US7361077Apr 15, 2005Apr 22, 2008The Boeing CompanyTube and duct edge cleaner
US7413505Feb 12, 2007Aug 19, 2008Rowlen Jr Michael APipe and shaft sander
US7520082 *Aug 24, 2006Apr 21, 2009Soosung Machinery Co., Ltd.Automatic cleaning apparatus for gun barrel
US7607187 *Feb 21, 2009Oct 27, 2009Steven Joseph VargasOne step copper pipe fitting abrasion preparation
US7958664 *Sep 21, 2007Jun 14, 2011Soosung Machinery Co., Ltd.Automatic striated gun barrel cleaner
US8646521Mar 23, 2009Feb 11, 2014Adrian BowenMethod and apparatus for cleaning a drill string
US20110030740 *Aug 6, 2010Feb 10, 2011Brad BamfordPipe cleaning tool
DE3910573A1 *Mar 30, 1989Oct 4, 1990Mannesmann AgVerfahren und vorrichtung zur reinigung der innenflaeche eines langgestreckten hohlkoerpers
EP0342120A1 *May 9, 1989Nov 15, 1989ELECTRICITE DE FRANCE Service NationalDevice for brushing the junction plane of a manhole for the access to the interior of a boiler

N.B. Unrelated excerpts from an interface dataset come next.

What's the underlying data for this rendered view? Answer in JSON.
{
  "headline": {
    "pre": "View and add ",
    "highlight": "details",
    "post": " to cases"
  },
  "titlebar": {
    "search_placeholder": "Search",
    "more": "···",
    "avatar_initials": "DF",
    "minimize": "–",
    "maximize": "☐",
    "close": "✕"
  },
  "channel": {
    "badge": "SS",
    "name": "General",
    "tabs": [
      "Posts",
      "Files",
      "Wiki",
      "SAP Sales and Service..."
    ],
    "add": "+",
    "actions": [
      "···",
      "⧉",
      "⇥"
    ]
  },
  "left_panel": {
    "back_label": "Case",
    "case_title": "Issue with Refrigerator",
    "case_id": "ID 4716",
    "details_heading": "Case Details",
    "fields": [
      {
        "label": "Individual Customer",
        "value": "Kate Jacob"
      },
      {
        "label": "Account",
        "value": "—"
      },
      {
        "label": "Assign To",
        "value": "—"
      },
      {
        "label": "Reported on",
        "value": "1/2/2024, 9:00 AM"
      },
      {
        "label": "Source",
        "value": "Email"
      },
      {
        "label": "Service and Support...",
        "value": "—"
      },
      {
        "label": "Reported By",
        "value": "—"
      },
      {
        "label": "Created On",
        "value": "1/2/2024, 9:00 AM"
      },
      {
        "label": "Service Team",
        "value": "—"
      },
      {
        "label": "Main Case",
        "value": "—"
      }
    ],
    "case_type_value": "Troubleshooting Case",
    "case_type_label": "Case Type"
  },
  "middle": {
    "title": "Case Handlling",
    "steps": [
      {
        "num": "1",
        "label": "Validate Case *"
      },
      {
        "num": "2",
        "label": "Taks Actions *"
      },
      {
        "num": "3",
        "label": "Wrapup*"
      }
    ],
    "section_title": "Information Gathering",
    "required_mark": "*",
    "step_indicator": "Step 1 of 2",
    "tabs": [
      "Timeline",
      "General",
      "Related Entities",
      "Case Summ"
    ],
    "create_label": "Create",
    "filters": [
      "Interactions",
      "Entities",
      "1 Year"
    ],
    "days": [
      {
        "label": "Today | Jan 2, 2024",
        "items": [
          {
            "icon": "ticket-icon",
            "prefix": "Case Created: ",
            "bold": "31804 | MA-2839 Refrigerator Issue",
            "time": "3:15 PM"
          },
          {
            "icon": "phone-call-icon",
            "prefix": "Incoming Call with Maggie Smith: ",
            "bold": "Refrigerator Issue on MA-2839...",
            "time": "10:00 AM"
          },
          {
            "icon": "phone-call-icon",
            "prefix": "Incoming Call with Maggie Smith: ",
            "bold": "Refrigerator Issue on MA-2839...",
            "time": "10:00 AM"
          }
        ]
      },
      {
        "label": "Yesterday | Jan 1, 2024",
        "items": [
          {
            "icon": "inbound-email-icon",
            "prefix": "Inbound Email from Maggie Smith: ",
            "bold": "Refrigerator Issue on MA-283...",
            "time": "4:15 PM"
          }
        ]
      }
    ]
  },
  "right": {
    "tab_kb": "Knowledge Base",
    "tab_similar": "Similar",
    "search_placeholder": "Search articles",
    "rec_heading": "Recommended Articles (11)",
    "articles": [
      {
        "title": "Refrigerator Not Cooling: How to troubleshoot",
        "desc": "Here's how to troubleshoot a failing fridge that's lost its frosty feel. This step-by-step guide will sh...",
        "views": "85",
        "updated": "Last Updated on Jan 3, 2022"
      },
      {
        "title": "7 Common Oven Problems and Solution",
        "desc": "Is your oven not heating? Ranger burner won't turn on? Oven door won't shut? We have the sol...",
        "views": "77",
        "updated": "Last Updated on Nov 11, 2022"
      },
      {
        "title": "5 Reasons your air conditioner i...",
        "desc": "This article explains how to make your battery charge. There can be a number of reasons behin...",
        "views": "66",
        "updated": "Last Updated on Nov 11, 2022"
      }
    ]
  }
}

WO2007133320A2 *Mar 7, 2007Nov 22, 2007Walsh Richard TPipe cleaner
WO2009118549A1Mar 23, 2009Oct 1, 2009Adrian BowenMethod and apparatus for cleaning a drill string
Classifications
U.S. Classification134/8, 15/104.04, 134/22.11, 15/88, 134/10, 15/104.05
International ClassificationB08B9/02
Cooperative ClassificationB08B9/021
European ClassificationB08B9/02F
Legal Events
DateCodeEventDescription
Sep 27, 1994FPExpired due to failure to pay maintenance fee
Effective date: 19940720
Jul 17, 1994LAPSLapse for failure to pay maintenance fees
Feb 22, 1994REMIMaintenance fee reminder mailed
Apr 16, 1990FPAYFee payment
Year of fee payment: 4
Apr 16, 1990SULPSurcharge for late payment
Feb 13, 1990REMIMaintenance fee reminder mailed